:: Exercise ::
Everything in the listing must be repeated exactly, apart from the images.

:: Input material ::
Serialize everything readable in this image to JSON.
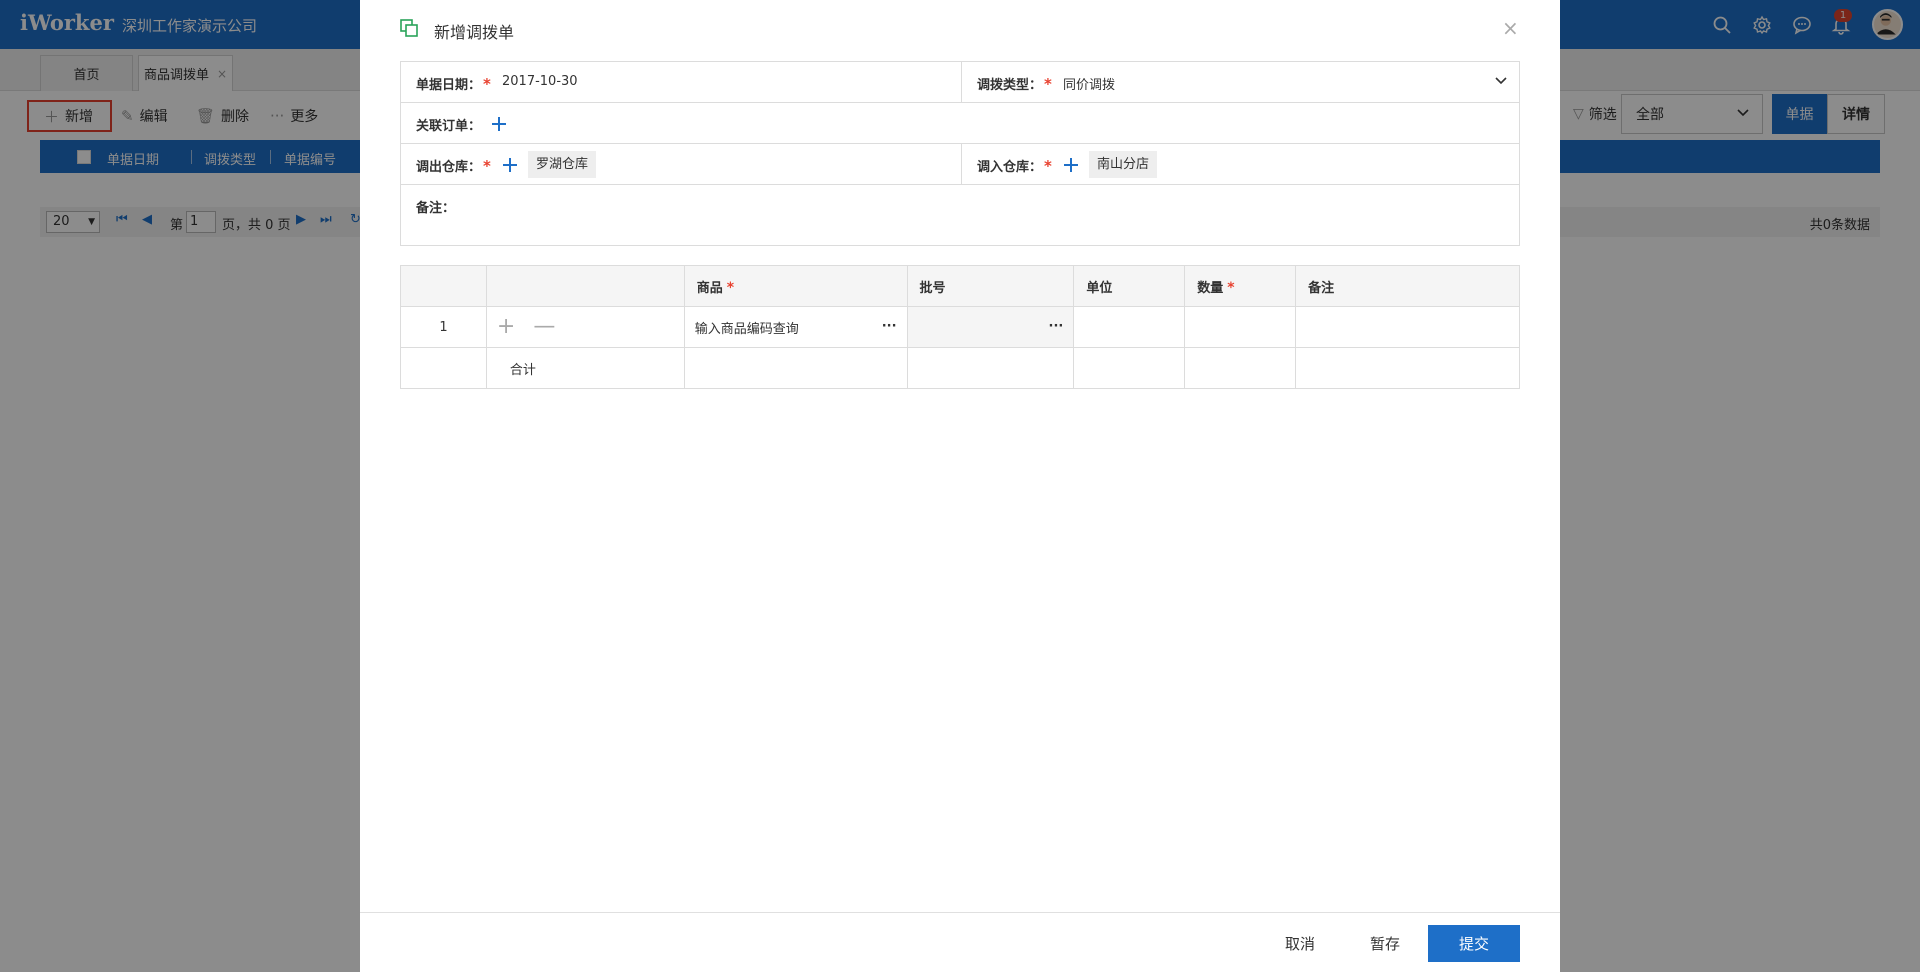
{
  "app": {
    "logo": "iWorker",
    "company": "深圳工作家演示公司",
    "notification_count": "1"
  },
  "tabs": [
    {
      "label": "首页"
    },
    {
      "label": "商品调拨单",
      "close": "×"
    }
  ],
  "toolbar": {
    "new_label": "新增",
    "edit_label": "编辑",
    "delete_label": "删除",
    "more_label": "更多",
    "filter_label": "筛选",
    "scope_value": "全部",
    "view_list_label": "单据",
    "view_detail_label": "详情"
  },
  "list": {
    "columns": [
      "单据日期",
      "调拨类型",
      "单据编号"
    ]
  },
  "pager": {
    "page_size": "20",
    "page_prefix": "第",
    "page_value": "1",
    "page_suffix": "页，共 0 页",
    "total": "共0条数据"
  },
  "modal": {
    "title": "新增调拨单",
    "close": "×",
    "form": {
      "date_label": "单据日期：",
      "date_value": "2017-10-30",
      "type_label": "调拨类型：",
      "type_value": "同价调拨",
      "related_label": "关联订单：",
      "out_label": "调出仓库：",
      "out_value": "罗湖仓库",
      "in_label": "调入仓库：",
      "in_value": "南山分店",
      "remark_label": "备注："
    },
    "grid": {
      "headers": {
        "product": "商品",
        "batch": "批号",
        "unit": "单位",
        "quantity": "数量",
        "remark": "备注"
      },
      "rows": [
        {
          "index": "1",
          "product_placeholder": "输入商品编码查询"
        }
      ],
      "total_label": "合计",
      "more_glyph": "···",
      "required_mark": "*",
      "add_glyph": "+",
      "remove_glyph": "—"
    },
    "footer": {
      "cancel": "取消",
      "save_draft": "暂存",
      "submit": "提交"
    }
  },
  "colors": {
    "primary": "#1e6fc8",
    "required": "#e8412f",
    "highlight": "#e8412f"
  }
}
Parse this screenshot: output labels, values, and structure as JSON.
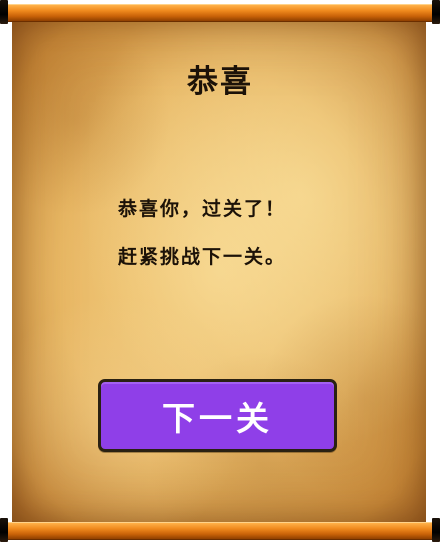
{
  "dialog": {
    "title": "恭喜",
    "message_line_1": "恭喜你，过关了！",
    "message_line_2": "赶紧挑战下一关。",
    "next_button_label": "下一关"
  },
  "colors": {
    "button_fill": "#8f3fe8",
    "button_border": "#2a2112",
    "text": "#1c1208",
    "rod": "#f08a1e"
  }
}
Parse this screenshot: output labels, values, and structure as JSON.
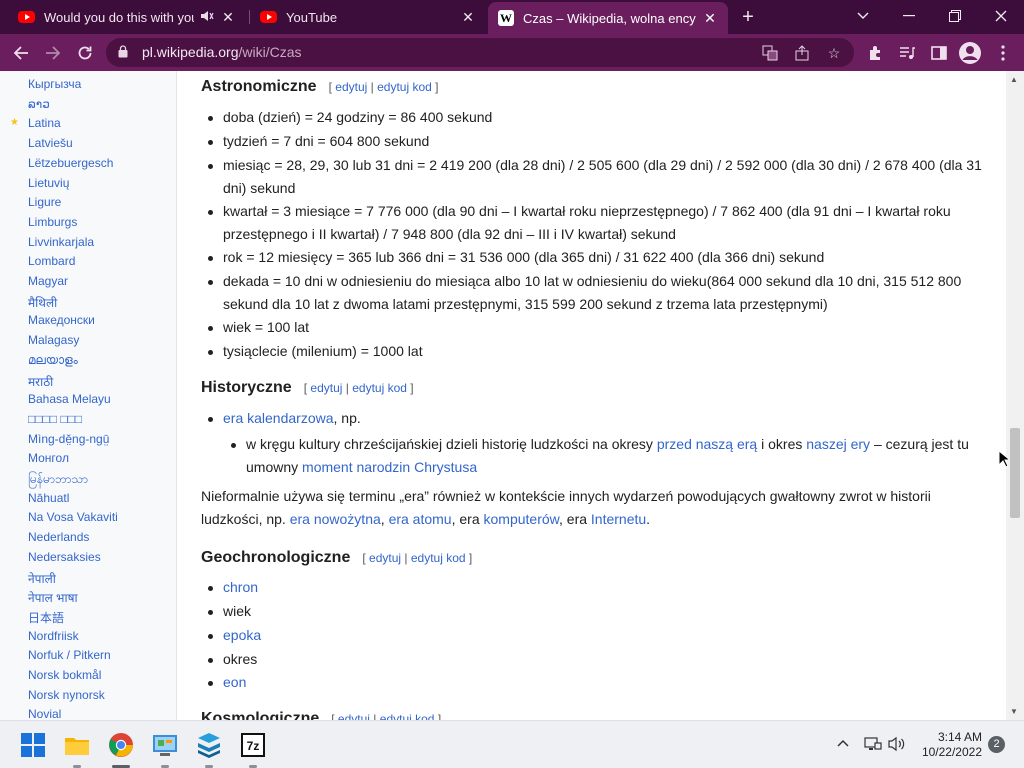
{
  "browser": {
    "tabs": [
      {
        "title": "Would you do this with your",
        "icon": "youtube-icon",
        "audio": true
      },
      {
        "title": "YouTube",
        "icon": "youtube-icon",
        "audio": false
      },
      {
        "title": "Czas – Wikipedia, wolna encyklop",
        "icon": "wikipedia-icon",
        "audio": false,
        "active": true
      }
    ],
    "new_tab_glyph": "+",
    "url_host": "pl.wikipedia.org",
    "url_path": "/wiki/Czas"
  },
  "sidebar": {
    "languages": [
      "Кыргызча",
      "ລາວ",
      "Latina",
      "Latviešu",
      "Lëtzebuergesch",
      "Lietuvių",
      "Ligure",
      "Limburgs",
      "Livvinkarjala",
      "Lombard",
      "Magyar",
      "मैथिली",
      "Македонски",
      "Malagasy",
      "മലയാളം",
      "मराठी",
      "Bahasa Melayu",
      "□□□□ □□□",
      "Mìng-dĕ̤ng-ngṳ̄",
      "Монгол",
      "မြန်မာဘာသာ",
      "Nāhuatl",
      "Na Vosa Vakaviti",
      "Nederlands",
      "Nedersaksies",
      "नेपाली",
      "नेपाल भाषा",
      "日本語",
      "Nordfriisk",
      "Norfuk / Pitkern",
      "Norsk bokmål",
      "Norsk nynorsk",
      "Novial"
    ],
    "featured_marker": "★",
    "featured_index": 2
  },
  "content": {
    "edit_links": {
      "open": "[",
      "edit": "edytuj",
      "sep": "|",
      "edit_code": "edytuj kod",
      "close": "]"
    },
    "sections": {
      "astro": {
        "heading": "Astronomiczne",
        "items": [
          "doba (dzień) = 24 godziny = 86 400 sekund",
          "tydzień = 7 dni = 604 800 sekund",
          "miesiąc = 28, 29, 30 lub 31 dni = 2 419 200 (dla 28 dni) / 2 505 600 (dla 29 dni) / 2 592 000 (dla 30 dni) / 2 678 400 (dla 31 dni) sekund",
          "kwartał = 3 miesiące = 7 776 000 (dla 90 dni – I kwartał roku nieprzestępnego) / 7 862 400 (dla 91 dni – I kwartał roku przestępnego i II kwartał) / 7 948 800 (dla 92 dni – III i IV kwartał) sekund",
          "rok = 12 miesięcy = 365 lub 366 dni = 31 536 000 (dla 365 dni) / 31 622 400 (dla 366 dni) sekund",
          "dekada = 10 dni w odniesieniu do miesiąca albo 10 lat w odniesieniu do wieku(864 000 sekund dla 10 dni, 315 512 800 sekund dla 10 lat z dwoma latami przestępnymi, 315 599 200 sekund z trzema lata przestępnymi)",
          "wiek = 100 lat",
          "tysiąclecie (milenium) = 1000 lat"
        ]
      },
      "hist": {
        "heading": "Historyczne",
        "item1_link": "era kalendarzowa",
        "item1_rest": ", np.",
        "sub_text1": "w kręgu kultury chrześcijańskiej dzieli historię ludzkości na okresy ",
        "sub_link1": "przed naszą erą",
        "sub_text2": " i okres ",
        "sub_link2": "naszej ery",
        "sub_text3": " – cezurą jest tu umowny ",
        "sub_link3": "moment narodzin Chrystusa",
        "para_text1": "Nieformalnie używa się terminu „era” również w kontekście innych wydarzeń powodujących gwałtowny zwrot w historii ludzkości, np. ",
        "para_link1": "era nowożytna",
        "para_text2": ", ",
        "para_link2": "era atomu",
        "para_text3": ", era ",
        "para_link3": "komputerów",
        "para_text4": ", era ",
        "para_link4": "Internetu",
        "para_text5": "."
      },
      "geo": {
        "heading": "Geochronologiczne",
        "items": [
          {
            "text": "chron",
            "link": true
          },
          {
            "text": "wiek",
            "link": false
          },
          {
            "text": "epoka",
            "link": true
          },
          {
            "text": "okres",
            "link": false
          },
          {
            "text": "eon",
            "link": true
          }
        ]
      },
      "kosmo": {
        "heading": "Kosmologiczne"
      }
    }
  },
  "taskbar": {
    "time": "3:14 AM",
    "date": "10/22/2022",
    "notifications": "2",
    "apps": [
      "windows-start",
      "file-explorer",
      "chrome",
      "control-panel",
      "app-stack",
      "7zip"
    ]
  },
  "colors": {
    "tab_strip": "#3c0d3a",
    "toolbar": "#6a1e5d",
    "link": "#3366cc",
    "text": "#202122"
  }
}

:: Task solution ::
Serialize everything readable in this image to JSON.
{
  "app": {
    "logo": "iWorker",
    "company": "深圳工作家演示公司",
    "notification_count": "1"
  },
  "tabs": [
    {
      "label": "首页"
    },
    {
      "label": "商品调拨单",
      "close": "×"
    }
  ],
  "toolbar": {
    "new_label": "新增",
    "edit_label": "编辑",
    "delete_label": "删除",
    "more_label": "更多",
    "filter_label": "筛选",
    "scope_value": "全部",
    "view_list_label": "单据",
    "view_detail_label": "详情"
  },
  "list": {
    "columns": [
      "单据日期",
      "调拨类型",
      "单据编号"
    ]
  },
  "pager": {
    "page_size": "20",
    "page_prefix": "第",
    "page_value": "1",
    "page_suffix": "页，共 0 页",
    "total": "共0条数据"
  },
  "modal": {
    "title": "新增调拨单",
    "close": "×",
    "form": {
      "date_label": "单据日期：",
      "date_value": "2017-10-30",
      "type_label": "调拨类型：",
      "type_value": "同价调拨",
      "related_label": "关联订单：",
      "out_label": "调出仓库：",
      "out_value": "罗湖仓库",
      "in_label": "调入仓库：",
      "in_value": "南山分店",
      "remark_label": "备注："
    },
    "grid": {
      "headers": {
        "product": "商品",
        "batch": "批号",
        "unit": "单位",
        "quantity": "数量",
        "remark": "备注"
      },
      "rows": [
        {
          "index": "1",
          "product_placeholder": "输入商品编码查询"
        }
      ],
      "total_label": "合计",
      "more_glyph": "···",
      "required_mark": "*",
      "add_glyph": "+",
      "remove_glyph": "—"
    },
    "footer": {
      "cancel": "取消",
      "save_draft": "暂存",
      "submit": "提交"
    }
  },
  "colors": {
    "primary": "#1e6fc8",
    "required": "#e8412f",
    "highlight": "#e8412f"
  }
}
Parse this screenshot: output labels, values, and structure as JSON.
{
  "dialog": {
    "title": "恭喜",
    "message_line_1": "恭喜你，过关了！",
    "message_line_2": "赶紧挑战下一关。",
    "next_button_label": "下一关"
  },
  "colors": {
    "button_fill": "#8f3fe8",
    "button_border": "#2a2112",
    "text": "#1c1208",
    "rod": "#f08a1e"
  }
}
Parse this screenshot: output labels, values, and structure as JSON.
{
  "browser": {
    "tabs": [
      {
        "title": "Would you do this with your",
        "icon": "youtube-icon",
        "audio": true
      },
      {
        "title": "YouTube",
        "icon": "youtube-icon",
        "audio": false
      },
      {
        "title": "Czas – Wikipedia, wolna encyklop",
        "icon": "wikipedia-icon",
        "audio": false,
        "active": true
      }
    ],
    "new_tab_glyph": "+",
    "url_host": "pl.wikipedia.org",
    "url_path": "/wiki/Czas"
  },
  "sidebar": {
    "languages": [
      "Кыргызча",
      "ລາວ",
      "Latina",
      "Latviešu",
      "Lëtzebuergesch",
      "Lietuvių",
      "Ligure",
      "Limburgs",
      "Livvinkarjala",
      "Lombard",
      "Magyar",
      "मैथिली",
      "Македонски",
      "Malagasy",
      "മലയാളം",
      "मराठी",
      "Bahasa Melayu",
      "□□□□ □□□",
      "Mìng-dĕ̤ng-ngṳ̄",
      "Монгол",
      "မြန်မာဘာသာ",
      "Nāhuatl",
      "Na Vosa Vakaviti",
      "Nederlands",
      "Nedersaksies",
      "नेपाली",
      "नेपाल भाषा",
      "日本語",
      "Nordfriisk",
      "Norfuk / Pitkern",
      "Norsk bokmål",
      "Norsk nynorsk",
      "Novial"
    ],
    "featured_marker": "★",
    "featured_index": 2
  },
  "content": {
    "edit_links": {
      "open": "[",
      "edit": "edytuj",
      "sep": "|",
      "edit_code": "edytuj kod",
      "close": "]"
    },
    "sections": {
      "astro": {
        "heading": "Astronomiczne",
        "items": [
          "doba (dzień) = 24 godziny = 86 400 sekund",
          "tydzień = 7 dni = 604 800 sekund",
          "miesiąc = 28, 29, 30 lub 31 dni = 2 419 200 (dla 28 dni) / 2 505 600 (dla 29 dni) / 2 592 000 (dla 30 dni) / 2 678 400 (dla 31 dni) sekund",
          "kwartał = 3 miesiące = 7 776 000 (dla 90 dni – I kwartał roku nieprzestępnego) / 7 862 400 (dla 91 dni – I kwartał roku przestępnego i II kwartał) / 7 948 800 (dla 92 dni – III i IV kwartał) sekund",
          "rok = 12 miesięcy = 365 lub 366 dni = 31 536 000 (dla 365 dni) / 31 622 400 (dla 366 dni) sekund",
          "dekada = 10 dni w odniesieniu do miesiąca albo 10 lat w odniesieniu do wieku(864 000 sekund dla 10 dni, 315 512 800 sekund dla 10 lat z dwoma latami przestępnymi, 315 599 200 sekund z trzema lata przestępnymi)",
          "wiek = 100 lat",
          "tysiąclecie (milenium) = 1000 lat"
        ]
      },
      "hist": {
        "heading": "Historyczne",
        "item1_link": "era kalendarzowa",
        "item1_rest": ", np.",
        "sub_text1": "w kręgu kultury chrześcijańskiej dzieli historię ludzkości na okresy ",
        "sub_link1": "przed naszą erą",
        "sub_text2": " i okres ",
        "sub_link2": "naszej ery",
        "sub_text3": " – cezurą jest tu umowny ",
        "sub_link3": "moment narodzin Chrystusa",
        "para_text1": "Nieformalnie używa się terminu „era” również w kontekście innych wydarzeń powodujących gwałtowny zwrot w historii ludzkości, np. ",
        "para_link1": "era nowożytna",
        "para_text2": ", ",
        "para_link2": "era atomu",
        "para_text3": ", era ",
        "para_link3": "komputerów",
        "para_text4": ", era ",
        "para_link4": "Internetu",
        "para_text5": "."
      },
      "geo": {
        "heading": "Geochronologiczne",
        "items": [
          {
            "text": "chron",
            "link": true
          },
          {
            "text": "wiek",
            "link": false
          },
          {
            "text": "epoka",
            "link": true
          },
          {
            "text": "okres",
            "link": false
          },
          {
            "text": "eon",
            "link": true
          }
        ]
      },
      "kosmo": {
        "heading": "Kosmologiczne"
      }
    }
  },
  "taskbar": {
    "time": "3:14 AM",
    "date": "10/22/2022",
    "notifications": "2",
    "apps": [
      "windows-start",
      "file-explorer",
      "chrome",
      "control-panel",
      "app-stack",
      "7zip"
    ]
  },
  "colors": {
    "tab_strip": "#3c0d3a",
    "toolbar": "#6a1e5d",
    "link": "#3366cc",
    "text": "#202122"
  }
}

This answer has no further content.